External visibility

Internal visibility only handles cases of shader-to-shader reading/writing where you can be certain of invocation order. If you want to establish visibility between shader invocations in two different rendering commands (which, as previously stated, have no ordering guarantees), or if you want to establish visibility between one rendering command and some later OpenGL operation (such as a CPU read via glReadPixels, GPU read via glGetBufferSubData, etc), you need to do something else.

This is external visibility: making an incoherent write from one command visible to a read in a later OpenGL command.

You might think that a Sync Object could ensure synchronization between commands. But there are two problems with that. First, it's incredibly expensive, because it means having to wait to issue the second command until the first completed. Second, it is insufficient, because data may still be in a GPU cache. Sync objects don't ensure cache coherency. So don't do that.

Instead, you must use a special OpenGL function, issued between the writing OpenGL call and the reading OpenGL call:

void glMemoryBarrier(GLbitfield barriers​);

This function is a way of ensuring the visibility of incoherent memory access operations with a wide variety of OpenGL operations, as listed on the documentation page. The thing to keep in mind about the various bits in the bitfield is this: they represent the operation you want to make the incoherent memory access visible to. This is the operation you want to see the results.

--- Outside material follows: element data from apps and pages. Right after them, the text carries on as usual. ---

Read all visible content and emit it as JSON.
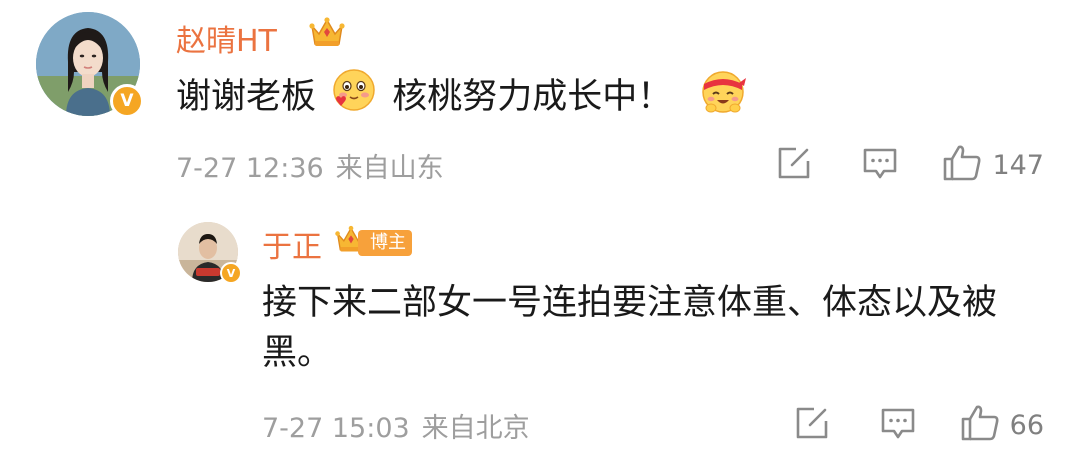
{
  "comments": [
    {
      "username": "赵晴HT",
      "text_part1": "谢谢老板",
      "text_part2": "核桃努力成长中！",
      "time": "7-27 12:36",
      "location": "来自山东",
      "likes": "147",
      "verified": "V"
    },
    {
      "username": "于正",
      "role_badge": "博主",
      "text": "接下来二部女一号连拍要注意体重、体态以及被黑。",
      "time": "7-27 15:03",
      "location": "来自北京",
      "likes": "66",
      "verified": "V"
    }
  ],
  "colors": {
    "username": "#eb7340",
    "meta": "#9e9e9e",
    "badge": "#f7a13b",
    "verified": "#f5a623"
  },
  "icons": [
    "crown-icon",
    "share-icon",
    "reply-icon",
    "like-icon",
    "blush-emoji",
    "headband-emoji"
  ]
}
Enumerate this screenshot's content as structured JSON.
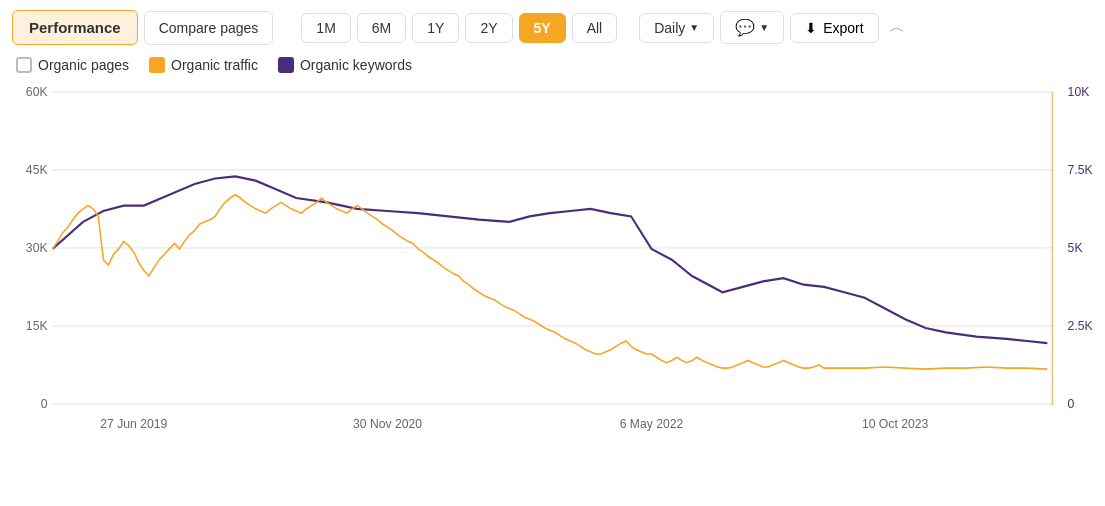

For example, if you do some image store operations on a texture, and then want to read it back onto the CPU via glGetTexImage, you would use the GL_TEXTURE_UPDATE_BARRIER_BIT​. If you did image load/store to a buffer, and then want to use it for vertex array data, you would use GL_VERTEX_ATTRIB_ARRAY_BARRIER_BIT​. That's the idea.

Note that if you want image load/store operations from one command to be visible to image load/store operations from another command, you use GL_SHADER_IMAGE_ACCESS_BARRIER_BIT​. There are other similar bits for other incoherent memory accesses.

Guidelines and usecases

Here are some basic use cases and how to synchronize them properly.

Read-only variables
Reading, even through Image Load Store or {[Shader Storage Buffer Object|buffer variables]] is never incoherent. So there is nothing to synchronize.
barrier​ invocation write/read
Use coherent​ and an appropriate memoryBarrier*​ or groupMemoryBarrier​ call if you use a mechanism like barrier​ to synchronize between invocations. You only need these in a Compute Shader, not a TCS-invoked barrier​ call.
Dependent invocation write/read
If you have one invocation which is dependent on another (the vertex shaders used to generate a primitive used for a fragment shader), then you need to use coherent​ on the variables and invoke an appropriate memoryBarrier*​ after you finish writing to the images of interest.
Shader writes, other shader in another rendering command reads
coherent​ is the wrong tool. Use glMemoryBarrier before issuing the reading rendering command, using the access bit appropriate for the reading operation.
Shader writes, other OpenGL operation(s) read
Again, coherent​ is the wrong tool. Use a glMemoryBarrier before performing the read, using the access bit appropriate for the reading operation.